One often sees rules governing the diet of a dog published in almost any dog book. These cannot be too often repeated. Every now and again a new batch of recruits come into the show ring, and with them the necessity arises for giving useful tips as to the primary rules for dog feeding.

If the novice goes wrong anywhere, he is more likely to err on the question of feeding in a newly purchased dog. Before buying, enquiries should be made about its previous diet. If this is not possible, bear in mind the following rules:

(1) That the dog has a small stomach, and the fact that he is a carnivorous animal makes it essential to select foods that have the most concentrated form of nourishment. In this respect, therefore, we cannot do better than to supply him with his natural foods, “meat.” That meat is the natural diet can be proved by the study of his habits and teeth.
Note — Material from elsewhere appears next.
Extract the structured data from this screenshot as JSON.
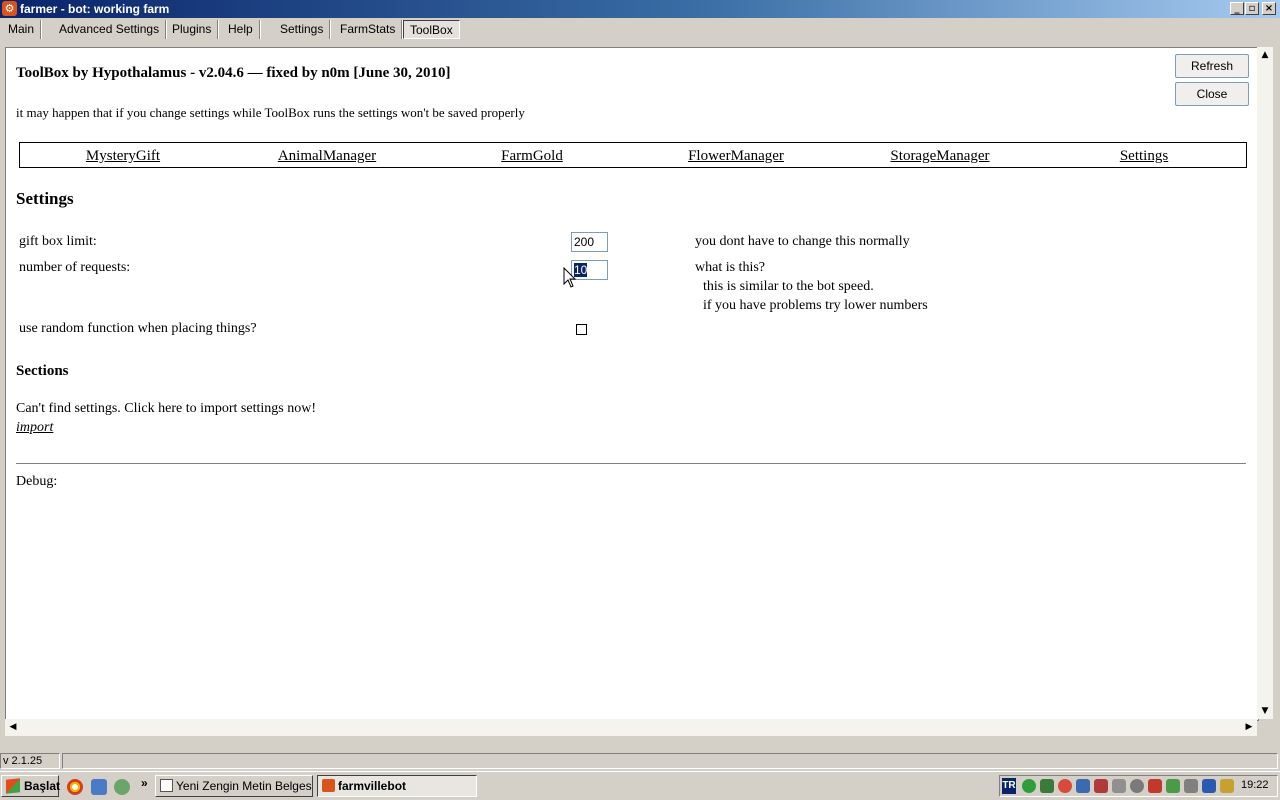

(2) On examination of a dog’s mouth we find that nature has provided him with large teeth or tusks to enable him to tear up flesh and crunch his bones. In his wild state he hunts smaller animals, which he kills and eats raw without the addition of salt, or let us bear in mind that the domesticated dog is a descendant of these, and has not altered in the size of his stomach nor the structure of his mouth.

(3) Raw meat should, therefore, form his diet, even if he has become a domestic animal. Of course, the dog requires something else in addition to raw meat. Dog biscuits help, and should be an accessory to the staple diet of the dog.

(4) Where dogs have no access to green grass it is advisable to give from time to time cooked green vegetables mixed with the raw meat. It is impossible to determine or fix quantities. This is left solely to the discretion of the owner and fixed by the size and condition of the dog. It is obvious that larger dogs require a greater amount of nourishing food than those of smaller varieties.

(5) The right quantity, given at regular intervals, about twice a day, will help. Do not kill your dog with kindness by feeding him too often, too much, and frequently too well. A dog, similar to a human being, thrives best on simple and regular meals.

(6) Do not give or allow your dog to have small bones such as game or chicken or rabbit bones; they are easy to splinter and pierce the intestines. A large bone given occasionally will assist in the secretion of the saliva, from which a highly beneficial effect is produced upon the dog. A hard biscuit each day helps to keep the teeth clean and sound, and very often keeps the dog quiet.

Note that nine-tenths of all the skin troubles and in fact most of all internal ailments are caused directly or in directly through injudicious feeding.